It is often assumed that there is power in numbers when we ride our bicycles on the road, but when the range of talent and the group gets too large, it becomes unsafe. Training is training and racing is racing and the two should not be confused. When the "pack" adopts a racing mentality this sets a bad image when motorist are involved. There is plenty of room in the country to ride hard, but when you head out and come back, everyone needs to be under control and set a good example.
I personally try to acknowledge any act of courtesy by motorists by waving my hand or nodding my head in their direction as a gesture to say "thanks." When you are confronted in situations with motorist, try to make eye contact and wait to see what they will do. Do not assume they see you. The worst situation that can happen on the road is a motorist speeding up to pass you, then turning in front of you. This happened to be about 25 years ago and I hit the side of the car. The motorist never stopped. Now when I'm on my bike, I always expect this when a car is next to me. Pay attention and be alert. Look and listen. Do not listen to an iPod. It is a distraction. You need all your senses to protect you and hearing is very important. And one more thing, always wear a helmet. Always. (See picture at left)
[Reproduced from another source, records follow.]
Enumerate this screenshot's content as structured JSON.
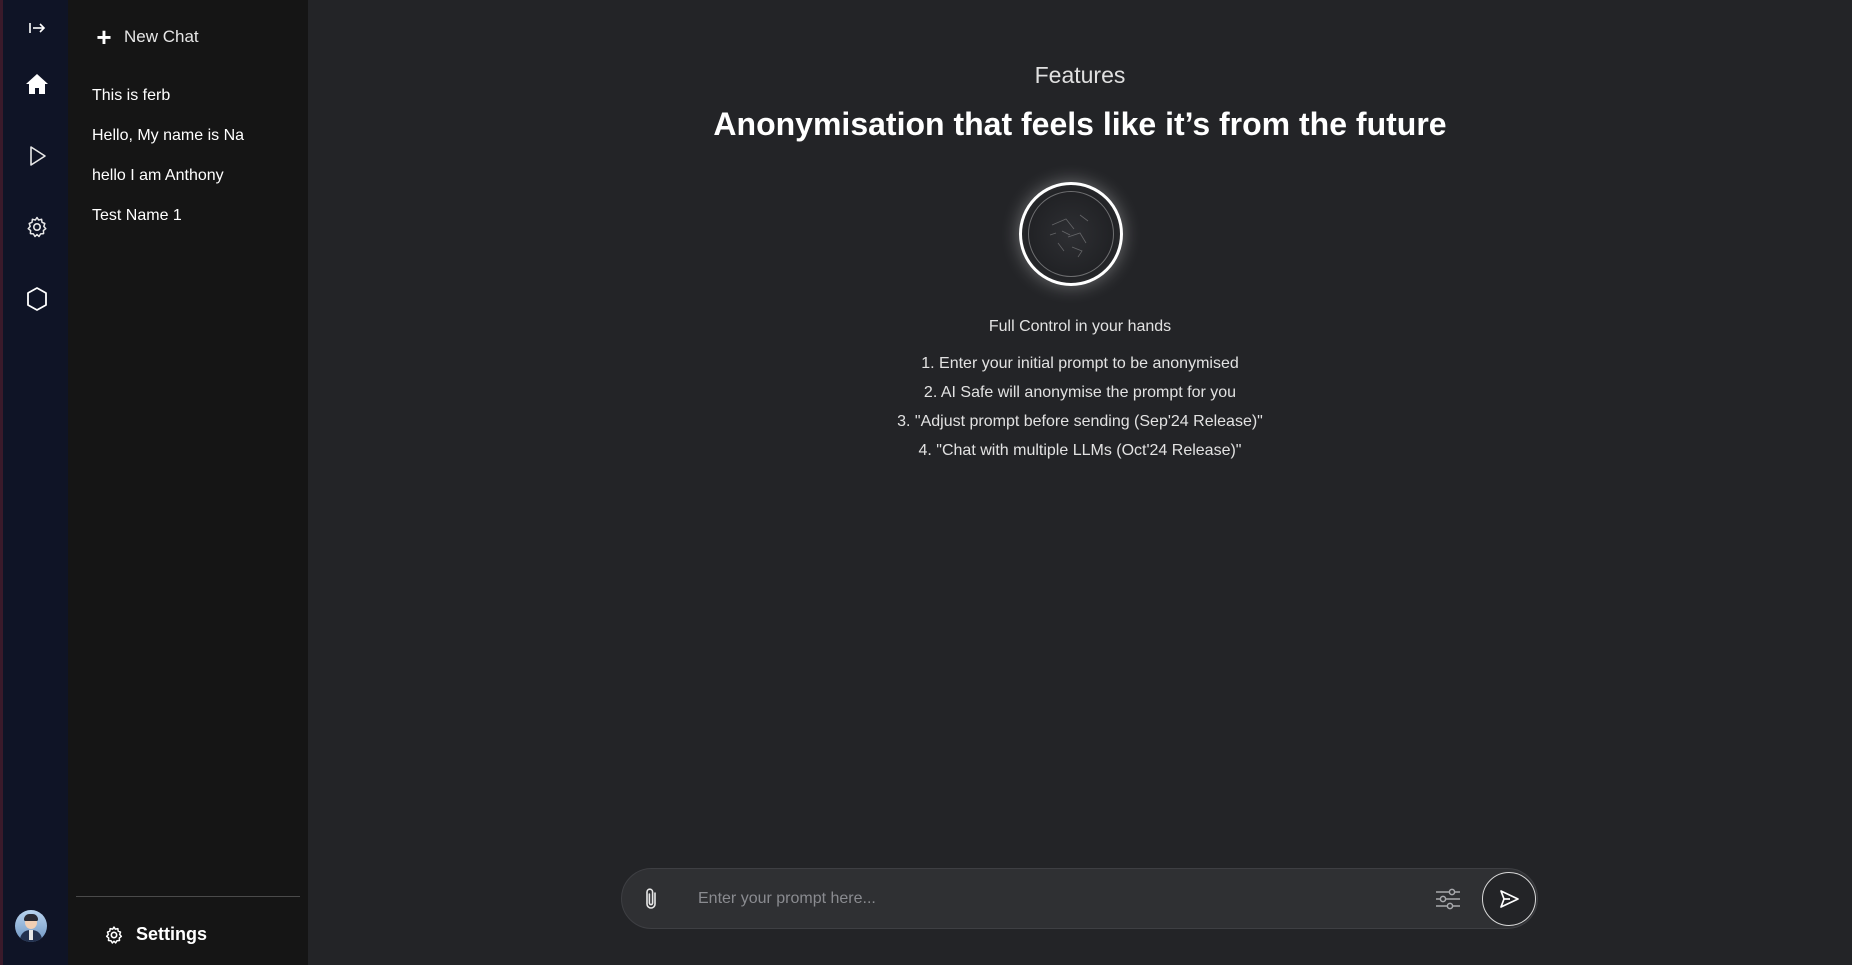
{
  "rail": {
    "items": [
      {
        "icon": "collapse-sidebar-icon"
      },
      {
        "icon": "home-icon"
      },
      {
        "icon": "play-icon"
      },
      {
        "icon": "gear-icon"
      },
      {
        "icon": "hexagon-icon"
      }
    ],
    "avatar": "avatar"
  },
  "sidebar": {
    "new_chat_label": "New Chat",
    "history": [
      {
        "label": "This is ferb"
      },
      {
        "label": "Hello, My name is Na"
      },
      {
        "label": "hello I am Anthony"
      },
      {
        "label": "Test Name 1"
      }
    ],
    "settings_label": "Settings"
  },
  "main": {
    "eyebrow": "Features",
    "headline": "Anonymisation that feels like it’s from the future",
    "subtitle": "Full Control in your hands",
    "steps": [
      {
        "label": "1. Enter your initial prompt to be anonymised"
      },
      {
        "label": "2. AI Safe will anonymise the prompt for you"
      },
      {
        "label": "3. \"Adjust prompt before sending (Sep'24 Release)\""
      },
      {
        "label": "4. \"Chat with multiple LLMs (Oct'24 Release)\""
      }
    ]
  },
  "prompt": {
    "placeholder": "Enter your prompt here...",
    "value": ""
  },
  "colors": {
    "rail_bg": "#0f1426",
    "sidebar_bg": "#151515",
    "main_bg": "#232427",
    "prompt_bg": "#2f3033"
  }
}
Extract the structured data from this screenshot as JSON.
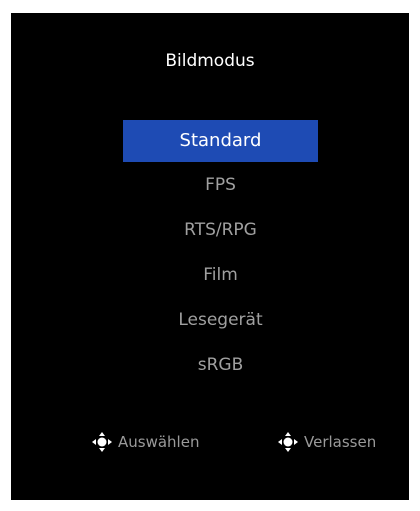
{
  "menu": {
    "title": "Bildmodus",
    "items": [
      {
        "label": "Standard",
        "selected": true
      },
      {
        "label": "FPS",
        "selected": false
      },
      {
        "label": "RTS/RPG",
        "selected": false
      },
      {
        "label": "Film",
        "selected": false
      },
      {
        "label": "Lesegerät",
        "selected": false
      },
      {
        "label": "sRGB",
        "selected": false
      }
    ]
  },
  "footer": {
    "select": {
      "icon": "joystick-icon",
      "label": "Auswählen"
    },
    "exit": {
      "icon": "joystick-icon",
      "label": "Verlassen"
    }
  },
  "colors": {
    "background": "#000000",
    "selection": "#1e4bb4",
    "text_active": "#ffffff",
    "text_inactive": "#a0a0a0"
  }
}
Do the right thing and be an example.
Train hard, train smart.
1. Mionske, B., Two By Two, Bicycling, May, 2010, p 28.